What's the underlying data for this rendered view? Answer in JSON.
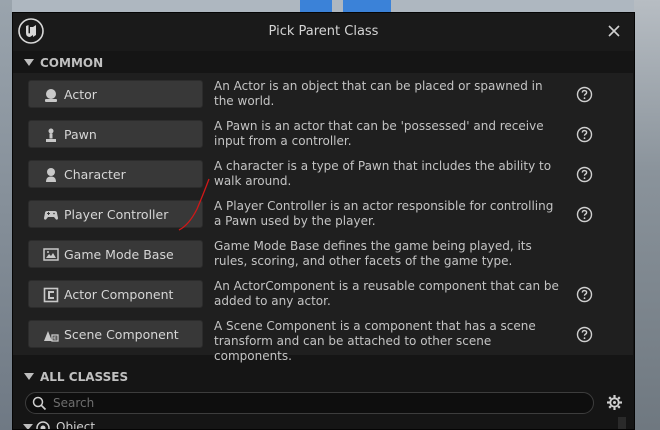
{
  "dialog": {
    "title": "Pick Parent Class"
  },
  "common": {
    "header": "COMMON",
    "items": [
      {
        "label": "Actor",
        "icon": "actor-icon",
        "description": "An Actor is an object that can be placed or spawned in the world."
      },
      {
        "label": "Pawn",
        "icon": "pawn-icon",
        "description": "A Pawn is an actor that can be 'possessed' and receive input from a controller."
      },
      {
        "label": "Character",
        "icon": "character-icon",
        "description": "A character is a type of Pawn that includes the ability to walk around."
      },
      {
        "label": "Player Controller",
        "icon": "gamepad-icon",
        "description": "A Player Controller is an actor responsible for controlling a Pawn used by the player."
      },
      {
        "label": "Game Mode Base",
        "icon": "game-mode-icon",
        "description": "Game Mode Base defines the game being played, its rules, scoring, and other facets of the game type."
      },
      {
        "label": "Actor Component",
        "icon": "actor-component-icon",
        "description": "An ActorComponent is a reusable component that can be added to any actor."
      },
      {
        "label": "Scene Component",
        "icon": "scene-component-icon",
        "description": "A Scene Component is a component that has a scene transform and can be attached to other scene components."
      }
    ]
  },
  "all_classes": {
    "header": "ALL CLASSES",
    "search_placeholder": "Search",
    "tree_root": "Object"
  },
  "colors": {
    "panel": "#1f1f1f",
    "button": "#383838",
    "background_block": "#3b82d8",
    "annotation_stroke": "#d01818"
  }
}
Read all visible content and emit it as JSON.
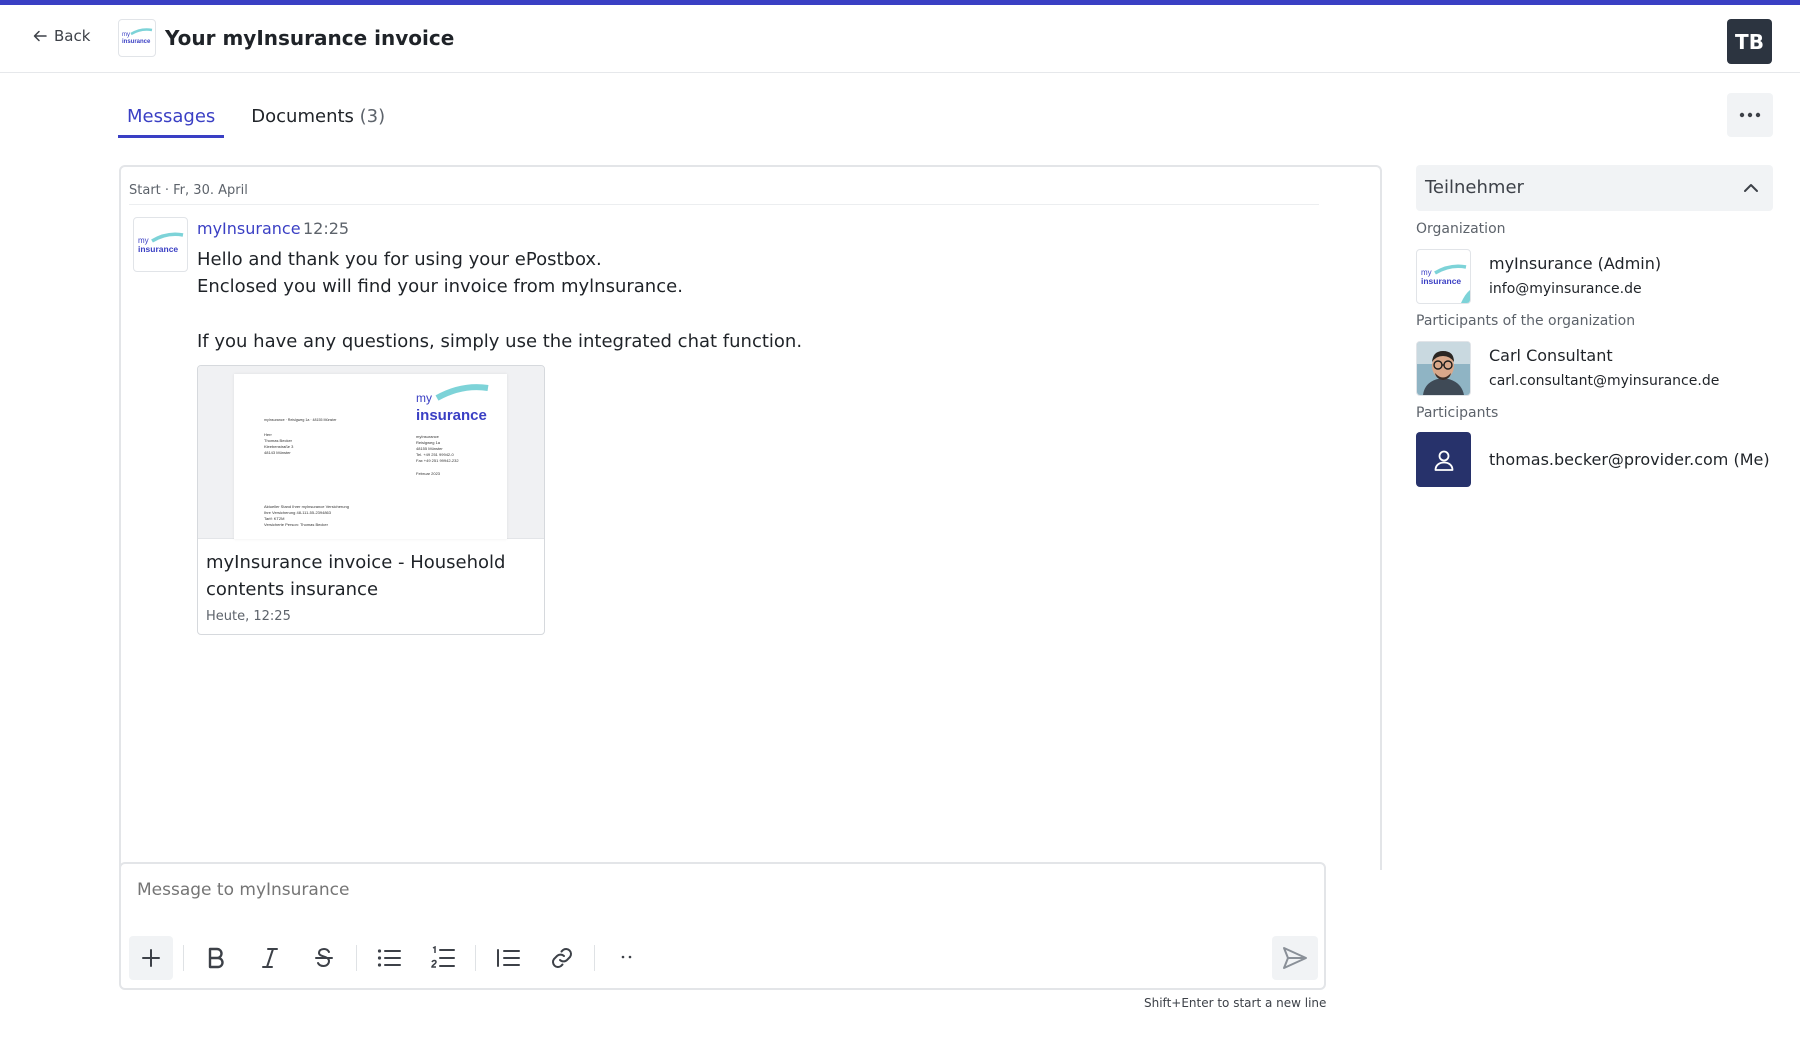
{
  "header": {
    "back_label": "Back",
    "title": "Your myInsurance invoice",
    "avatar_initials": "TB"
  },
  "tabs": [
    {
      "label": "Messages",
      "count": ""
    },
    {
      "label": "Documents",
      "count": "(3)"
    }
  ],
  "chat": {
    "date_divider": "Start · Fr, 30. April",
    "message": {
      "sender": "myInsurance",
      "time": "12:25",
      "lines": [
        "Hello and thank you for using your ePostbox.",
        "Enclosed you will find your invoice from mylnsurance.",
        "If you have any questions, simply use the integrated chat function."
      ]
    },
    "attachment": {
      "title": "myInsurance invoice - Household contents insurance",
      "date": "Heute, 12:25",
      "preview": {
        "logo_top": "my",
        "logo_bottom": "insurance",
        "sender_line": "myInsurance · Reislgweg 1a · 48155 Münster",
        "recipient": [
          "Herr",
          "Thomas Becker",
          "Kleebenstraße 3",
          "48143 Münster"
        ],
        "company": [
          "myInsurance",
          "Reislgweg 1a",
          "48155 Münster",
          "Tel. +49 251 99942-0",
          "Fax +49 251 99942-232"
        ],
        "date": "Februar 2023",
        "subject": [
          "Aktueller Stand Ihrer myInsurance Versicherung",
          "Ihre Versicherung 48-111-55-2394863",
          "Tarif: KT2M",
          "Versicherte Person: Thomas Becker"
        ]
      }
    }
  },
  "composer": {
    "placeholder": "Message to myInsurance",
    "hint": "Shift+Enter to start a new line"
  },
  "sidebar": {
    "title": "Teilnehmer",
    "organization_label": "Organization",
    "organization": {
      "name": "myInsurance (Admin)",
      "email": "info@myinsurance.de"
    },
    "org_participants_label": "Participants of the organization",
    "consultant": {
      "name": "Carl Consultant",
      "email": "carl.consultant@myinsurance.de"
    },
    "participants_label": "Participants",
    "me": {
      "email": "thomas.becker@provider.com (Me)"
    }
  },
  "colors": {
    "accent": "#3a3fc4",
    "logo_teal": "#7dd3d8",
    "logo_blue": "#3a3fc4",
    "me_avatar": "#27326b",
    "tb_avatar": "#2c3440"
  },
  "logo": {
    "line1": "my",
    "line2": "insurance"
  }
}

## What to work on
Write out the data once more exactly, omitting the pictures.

## Exercise result
What's the underlying data for this rendered view? Answer in JSON.
{
  "dialog": {
    "title": "Pick Parent Class"
  },
  "common": {
    "header": "COMMON",
    "items": [
      {
        "label": "Actor",
        "icon": "actor-icon",
        "description": "An Actor is an object that can be placed or spawned in the world."
      },
      {
        "label": "Pawn",
        "icon": "pawn-icon",
        "description": "A Pawn is an actor that can be 'possessed' and receive input from a controller."
      },
      {
        "label": "Character",
        "icon": "character-icon",
        "description": "A character is a type of Pawn that includes the ability to walk around."
      },
      {
        "label": "Player Controller",
        "icon": "gamepad-icon",
        "description": "A Player Controller is an actor responsible for controlling a Pawn used by the player."
      },
      {
        "label": "Game Mode Base",
        "icon": "game-mode-icon",
        "description": "Game Mode Base defines the game being played, its rules, scoring, and other facets of the game type."
      },
      {
        "label": "Actor Component",
        "icon": "actor-component-icon",
        "description": "An ActorComponent is a reusable component that can be added to any actor."
      },
      {
        "label": "Scene Component",
        "icon": "scene-component-icon",
        "description": "A Scene Component is a component that has a scene transform and can be attached to other scene components."
      }
    ]
  },
  "all_classes": {
    "header": "ALL CLASSES",
    "search_placeholder": "Search",
    "tree_root": "Object"
  },
  "colors": {
    "panel": "#1f1f1f",
    "button": "#383838",
    "background_block": "#3b82d8",
    "annotation_stroke": "#d01818"
  }
}
Read all visible content and emit it as JSON.
{
  "header": {
    "back_label": "Back",
    "title": "Your myInsurance invoice",
    "avatar_initials": "TB"
  },
  "tabs": [
    {
      "label": "Messages",
      "count": ""
    },
    {
      "label": "Documents",
      "count": "(3)"
    }
  ],
  "chat": {
    "date_divider": "Start · Fr, 30. April",
    "message": {
      "sender": "myInsurance",
      "time": "12:25",
      "lines": [
        "Hello and thank you for using your ePostbox.",
        "Enclosed you will find your invoice from mylnsurance.",
        "If you have any questions, simply use the integrated chat function."
      ]
    },
    "attachment": {
      "title": "myInsurance invoice - Household contents insurance",
      "date": "Heute, 12:25",
      "preview": {
        "logo_top": "my",
        "logo_bottom": "insurance",
        "sender_line": "myInsurance · Reislgweg 1a · 48155 Münster",
        "recipient": [
          "Herr",
          "Thomas Becker",
          "Kleebenstraße 3",
          "48143 Münster"
        ],
        "company": [
          "myInsurance",
          "Reislgweg 1a",
          "48155 Münster",
          "Tel. +49 251 99942-0",
          "Fax +49 251 99942-232"
        ],
        "date": "Februar 2023",
        "subject": [
          "Aktueller Stand Ihrer myInsurance Versicherung",
          "Ihre Versicherung 48-111-55-2394863",
          "Tarif: KT2M",
          "Versicherte Person: Thomas Becker"
        ]
      }
    }
  },
  "composer": {
    "placeholder": "Message to myInsurance",
    "hint": "Shift+Enter to start a new line"
  },
  "sidebar": {
    "title": "Teilnehmer",
    "organization_label": "Organization",
    "organization": {
      "name": "myInsurance (Admin)",
      "email": "info@myinsurance.de"
    },
    "org_participants_label": "Participants of the organization",
    "consultant": {
      "name": "Carl Consultant",
      "email": "carl.consultant@myinsurance.de"
    },
    "participants_label": "Participants",
    "me": {
      "email": "thomas.becker@provider.com (Me)"
    }
  },
  "colors": {
    "accent": "#3a3fc4",
    "logo_teal": "#7dd3d8",
    "logo_blue": "#3a3fc4",
    "me_avatar": "#27326b",
    "tb_avatar": "#2c3440"
  },
  "logo": {
    "line1": "my",
    "line2": "insurance"
  }
}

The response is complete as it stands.